while developing a sustainable economics that does not depend on continual expansion for survival. We must counter-balance the drive for short-term profits by assuring that economic development, new technologies, and fiscal policies are responsible to future generations who will inherit the results of our actions.

 

Our overall goal is not merely to survive, but to share lives that are truly worth living. We believe the quality of our individual lives is enriched by the quality of all of our lives. We encourage everyone to see the dignity and intrinsic worth in all of life, and to take the time to understand and appreciate themselves, their community and the magnificent beauty of this world.

 

We support continued efforts to prevent pollution in the first place as the best means of limiting toxic and solid waste. We advocate an approach in which the state’s wastes will be stored, treated, and disposed of in ways that prevent harm to people and the environment. (VIII:5) 

 

 

We believe in the protection and preservation of our environment. We support rules and incentives for safeguarding natural resources and acquisitions of land, water and recreational resources. (VIII:1)

 

 

 

We give the highest priority to ensuring the health and safety of children, elders, and immune-compromised people who are most in need of protection from environmental harms. (VIII:2)

 

 

If you are interested in recruiting for the Democratic Party within the Massachusetts Green Party, being familiar with the Ten Key Values will give you substantial credibility with most Green sympathizers (perhaps not with the Green leadership – but with the Green rank-and-file). Pointing out how the Mass Dems have long addressed every one of the Ten Key Values may even win some converts.

 

The Greens received over 170,000 votes (6.5%) in Massachusetts in the 2000 presidential election – while they got only 76,000 (3%) in the 2002 gubernatorial election.
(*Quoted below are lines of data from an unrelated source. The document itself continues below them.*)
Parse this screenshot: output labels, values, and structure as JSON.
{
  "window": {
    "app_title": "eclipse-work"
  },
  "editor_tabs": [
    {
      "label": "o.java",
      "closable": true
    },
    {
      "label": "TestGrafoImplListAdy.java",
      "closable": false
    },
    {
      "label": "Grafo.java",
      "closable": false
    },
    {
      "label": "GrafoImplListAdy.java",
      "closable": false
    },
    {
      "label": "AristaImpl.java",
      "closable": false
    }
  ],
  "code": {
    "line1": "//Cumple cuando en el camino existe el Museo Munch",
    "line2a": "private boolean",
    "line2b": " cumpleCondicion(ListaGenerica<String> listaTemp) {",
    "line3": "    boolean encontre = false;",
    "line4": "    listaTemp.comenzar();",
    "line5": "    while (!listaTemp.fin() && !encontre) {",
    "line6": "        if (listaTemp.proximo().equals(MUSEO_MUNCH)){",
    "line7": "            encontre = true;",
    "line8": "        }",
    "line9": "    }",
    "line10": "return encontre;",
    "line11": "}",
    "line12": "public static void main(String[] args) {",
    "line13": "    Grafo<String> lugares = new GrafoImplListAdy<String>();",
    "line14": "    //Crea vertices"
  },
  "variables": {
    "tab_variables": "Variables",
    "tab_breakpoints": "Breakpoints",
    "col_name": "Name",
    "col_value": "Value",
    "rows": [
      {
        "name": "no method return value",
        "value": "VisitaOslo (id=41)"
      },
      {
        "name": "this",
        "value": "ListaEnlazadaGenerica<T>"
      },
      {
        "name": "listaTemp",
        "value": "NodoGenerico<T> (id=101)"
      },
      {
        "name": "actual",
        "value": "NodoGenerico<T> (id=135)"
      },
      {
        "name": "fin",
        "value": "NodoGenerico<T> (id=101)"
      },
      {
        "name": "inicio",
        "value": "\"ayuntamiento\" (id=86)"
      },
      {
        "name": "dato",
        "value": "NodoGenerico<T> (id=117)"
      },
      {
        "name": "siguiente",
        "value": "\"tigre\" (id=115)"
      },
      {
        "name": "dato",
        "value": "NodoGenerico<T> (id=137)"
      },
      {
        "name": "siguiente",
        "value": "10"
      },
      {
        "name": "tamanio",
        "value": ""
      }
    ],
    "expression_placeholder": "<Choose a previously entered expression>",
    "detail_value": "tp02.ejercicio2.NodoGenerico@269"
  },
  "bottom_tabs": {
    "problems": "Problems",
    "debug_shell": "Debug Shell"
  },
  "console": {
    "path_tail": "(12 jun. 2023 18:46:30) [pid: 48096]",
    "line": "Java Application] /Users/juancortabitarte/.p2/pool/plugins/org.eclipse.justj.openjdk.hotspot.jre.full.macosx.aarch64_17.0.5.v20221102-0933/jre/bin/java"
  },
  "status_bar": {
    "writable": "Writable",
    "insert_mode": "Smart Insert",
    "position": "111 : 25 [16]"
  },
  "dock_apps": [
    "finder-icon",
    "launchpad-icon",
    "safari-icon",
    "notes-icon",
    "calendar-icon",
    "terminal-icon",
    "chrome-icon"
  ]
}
Most Greens are independent voters who we can often persuade to vote for Democrats.

 

“10KV and IRV” -- Compiled by Jesse Gordon, jesse@MassChange.org, (617) 320-6989